The officer grabbed a gallon of water and poured it over the food and the grill, putting out the charcoal fire. Immediate was the reaction the officer got from the public, with many trying to shun him for ruining the children’s food.
Accompanied by his female partner, who looked visibly shaken with the climate of angry street chefs, tried to get the officer to leave. At about that time, a water bottle—which appeared to be empty—was thrown at the officer, hitting him in the back.
Could the officer have not engaged the street BBQ cooks? Should he have insulted the residents by ruining their food? Was there a better way to handle the situation? These questions and more remain unanswered, as many are left scratching their heads in disbelief following the officer’s actions.
If we remove the fact that the officer has a badge, we pretend he does not have the full weight of the law behind him, and we assume he has the guts to do what he did in plain clothes, he could have gotten a much more violent response. All of which makes the video and the encounter with the public appear to be yet another example of badge abuse and privilege.
The officer knew he was trying to escalate the encounter so he could call backup and arrest a bunch of people who were simply not trying to burn their houses down. Think about it. It’ s much safer to cook on the sidewalk, in civil disobedience to the oppressive law, than it is to grill on one’s front porch where an accident can likely occur.
Please tell us what you think?

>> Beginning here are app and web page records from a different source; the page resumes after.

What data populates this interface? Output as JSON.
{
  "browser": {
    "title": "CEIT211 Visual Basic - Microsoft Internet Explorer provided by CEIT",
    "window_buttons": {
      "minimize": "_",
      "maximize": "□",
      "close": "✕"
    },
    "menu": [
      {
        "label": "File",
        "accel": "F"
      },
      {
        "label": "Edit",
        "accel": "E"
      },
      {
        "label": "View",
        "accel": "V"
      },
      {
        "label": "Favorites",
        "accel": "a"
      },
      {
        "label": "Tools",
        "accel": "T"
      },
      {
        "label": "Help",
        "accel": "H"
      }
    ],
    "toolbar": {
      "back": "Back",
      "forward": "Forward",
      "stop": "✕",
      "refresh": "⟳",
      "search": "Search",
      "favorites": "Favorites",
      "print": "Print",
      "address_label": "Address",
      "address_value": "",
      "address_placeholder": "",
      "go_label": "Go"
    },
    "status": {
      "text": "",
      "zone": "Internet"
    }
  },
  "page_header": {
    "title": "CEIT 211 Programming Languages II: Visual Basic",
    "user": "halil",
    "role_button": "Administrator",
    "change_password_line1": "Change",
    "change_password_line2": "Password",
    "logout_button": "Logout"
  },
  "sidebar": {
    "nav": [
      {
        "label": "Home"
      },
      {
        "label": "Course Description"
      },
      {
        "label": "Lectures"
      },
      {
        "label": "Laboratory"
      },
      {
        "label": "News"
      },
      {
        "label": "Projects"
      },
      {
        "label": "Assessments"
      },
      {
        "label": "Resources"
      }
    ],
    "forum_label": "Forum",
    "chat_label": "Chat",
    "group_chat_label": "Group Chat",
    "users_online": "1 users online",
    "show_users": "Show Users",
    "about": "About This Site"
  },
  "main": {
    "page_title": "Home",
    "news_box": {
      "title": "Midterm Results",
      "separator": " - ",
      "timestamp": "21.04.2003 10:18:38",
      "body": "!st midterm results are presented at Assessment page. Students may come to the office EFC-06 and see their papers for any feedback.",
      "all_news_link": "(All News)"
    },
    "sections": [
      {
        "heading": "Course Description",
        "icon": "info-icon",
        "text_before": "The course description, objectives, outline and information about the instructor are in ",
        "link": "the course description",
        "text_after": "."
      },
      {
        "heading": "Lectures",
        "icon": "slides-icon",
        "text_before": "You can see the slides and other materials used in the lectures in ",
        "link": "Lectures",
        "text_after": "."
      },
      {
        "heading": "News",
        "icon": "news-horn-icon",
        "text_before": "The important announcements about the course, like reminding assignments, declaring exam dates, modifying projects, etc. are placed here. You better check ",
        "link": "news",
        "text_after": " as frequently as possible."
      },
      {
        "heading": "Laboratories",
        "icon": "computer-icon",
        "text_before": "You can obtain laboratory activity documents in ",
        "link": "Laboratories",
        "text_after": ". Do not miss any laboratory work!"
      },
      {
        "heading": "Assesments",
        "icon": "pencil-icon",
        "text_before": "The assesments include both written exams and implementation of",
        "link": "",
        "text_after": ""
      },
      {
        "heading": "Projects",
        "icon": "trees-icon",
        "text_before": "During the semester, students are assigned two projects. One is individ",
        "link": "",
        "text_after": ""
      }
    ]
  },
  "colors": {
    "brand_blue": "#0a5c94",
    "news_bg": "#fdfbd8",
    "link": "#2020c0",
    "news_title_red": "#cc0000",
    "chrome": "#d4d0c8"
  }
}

Did the officer do the right thing? What should he have done differently? Did he deserve getting hit by the water bottle?